[Extracted material Boundary: Start]

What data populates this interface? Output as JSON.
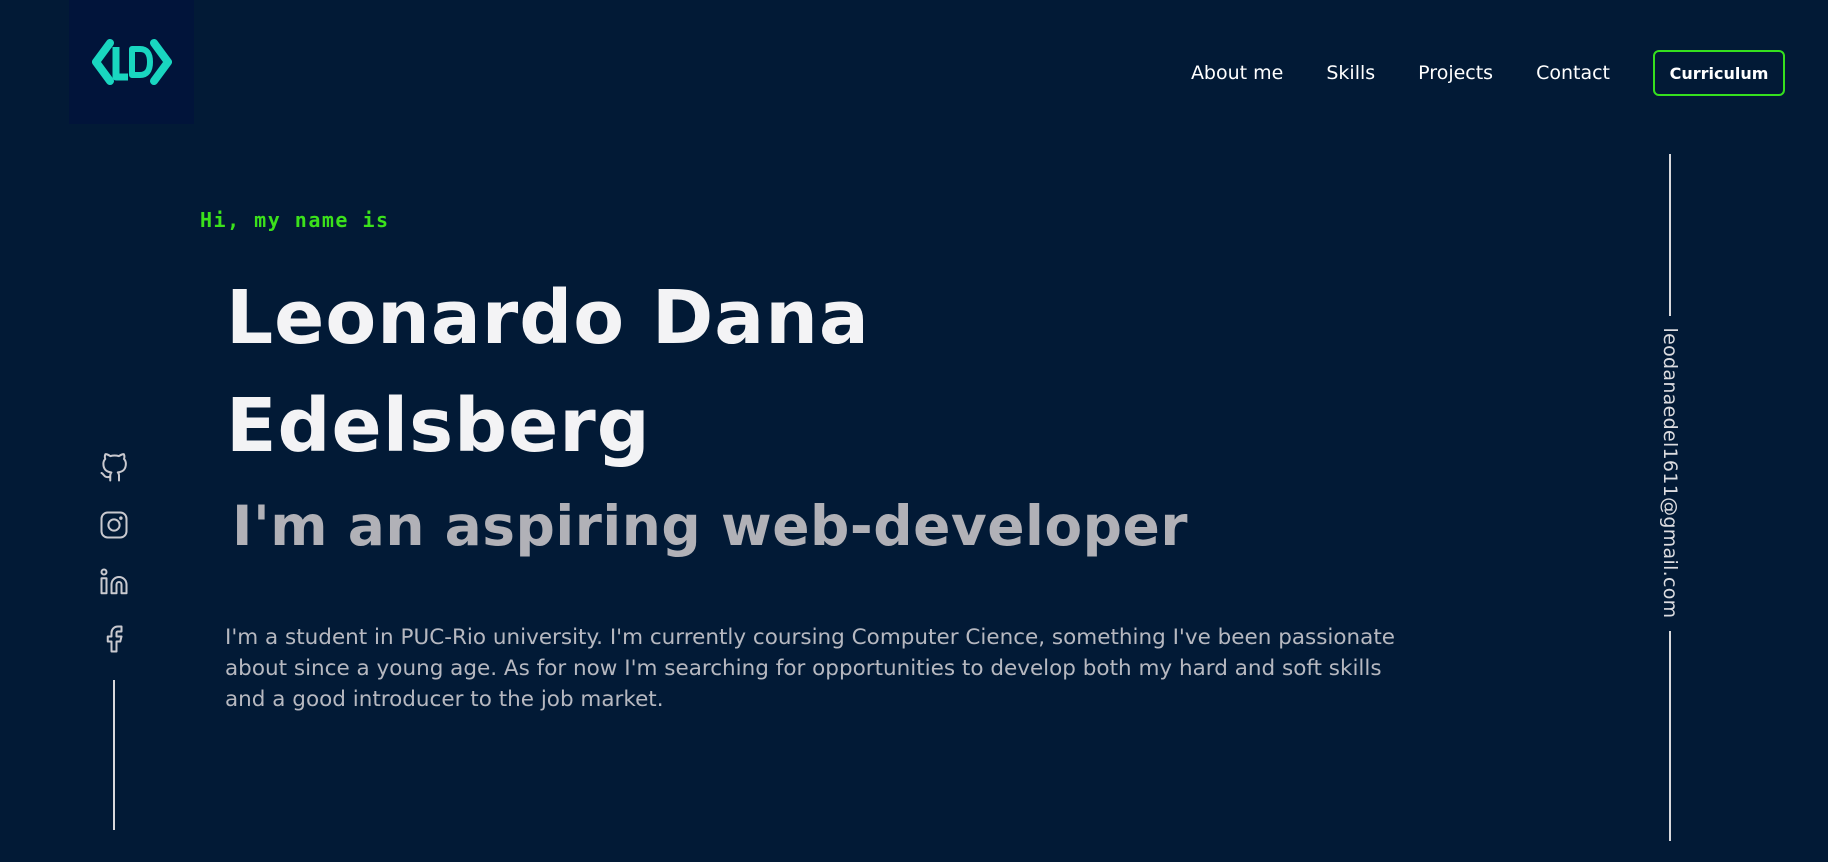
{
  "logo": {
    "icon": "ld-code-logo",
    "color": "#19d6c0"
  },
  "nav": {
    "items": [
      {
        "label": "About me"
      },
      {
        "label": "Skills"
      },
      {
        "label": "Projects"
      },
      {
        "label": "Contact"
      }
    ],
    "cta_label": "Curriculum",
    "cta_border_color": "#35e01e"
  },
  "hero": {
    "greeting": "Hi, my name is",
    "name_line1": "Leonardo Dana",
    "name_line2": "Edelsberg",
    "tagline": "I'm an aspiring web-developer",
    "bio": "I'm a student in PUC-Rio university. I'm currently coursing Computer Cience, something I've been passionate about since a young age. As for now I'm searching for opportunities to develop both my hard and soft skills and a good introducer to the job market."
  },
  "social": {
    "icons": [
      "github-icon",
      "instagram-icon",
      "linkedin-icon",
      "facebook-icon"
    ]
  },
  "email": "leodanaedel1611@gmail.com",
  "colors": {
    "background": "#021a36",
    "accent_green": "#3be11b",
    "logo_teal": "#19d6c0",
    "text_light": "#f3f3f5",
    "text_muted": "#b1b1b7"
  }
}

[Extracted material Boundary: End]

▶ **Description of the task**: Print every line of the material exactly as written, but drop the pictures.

▶ **Output below**:
What data populates this interface? Output as JSON.
{
  "logo": {
    "icon": "ld-code-logo",
    "color": "#19d6c0"
  },
  "nav": {
    "items": [
      {
        "label": "About me"
      },
      {
        "label": "Skills"
      },
      {
        "label": "Projects"
      },
      {
        "label": "Contact"
      }
    ],
    "cta_label": "Curriculum",
    "cta_border_color": "#35e01e"
  },
  "hero": {
    "greeting": "Hi, my name is",
    "name_line1": "Leonardo Dana",
    "name_line2": "Edelsberg",
    "tagline": "I'm an aspiring web-developer",
    "bio": "I'm a student in PUC-Rio university. I'm currently coursing Computer Cience, something I've been passionate about since a young age. As for now I'm searching for opportunities to develop both my hard and soft skills and a good introducer to the job market."
  },
  "social": {
    "icons": [
      "github-icon",
      "instagram-icon",
      "linkedin-icon",
      "facebook-icon"
    ]
  },
  "email": "leodanaedel1611@gmail.com",
  "colors": {
    "background": "#021a36",
    "accent_green": "#3be11b",
    "logo_teal": "#19d6c0",
    "text_light": "#f3f3f5",
    "text_muted": "#b1b1b7"
  }
}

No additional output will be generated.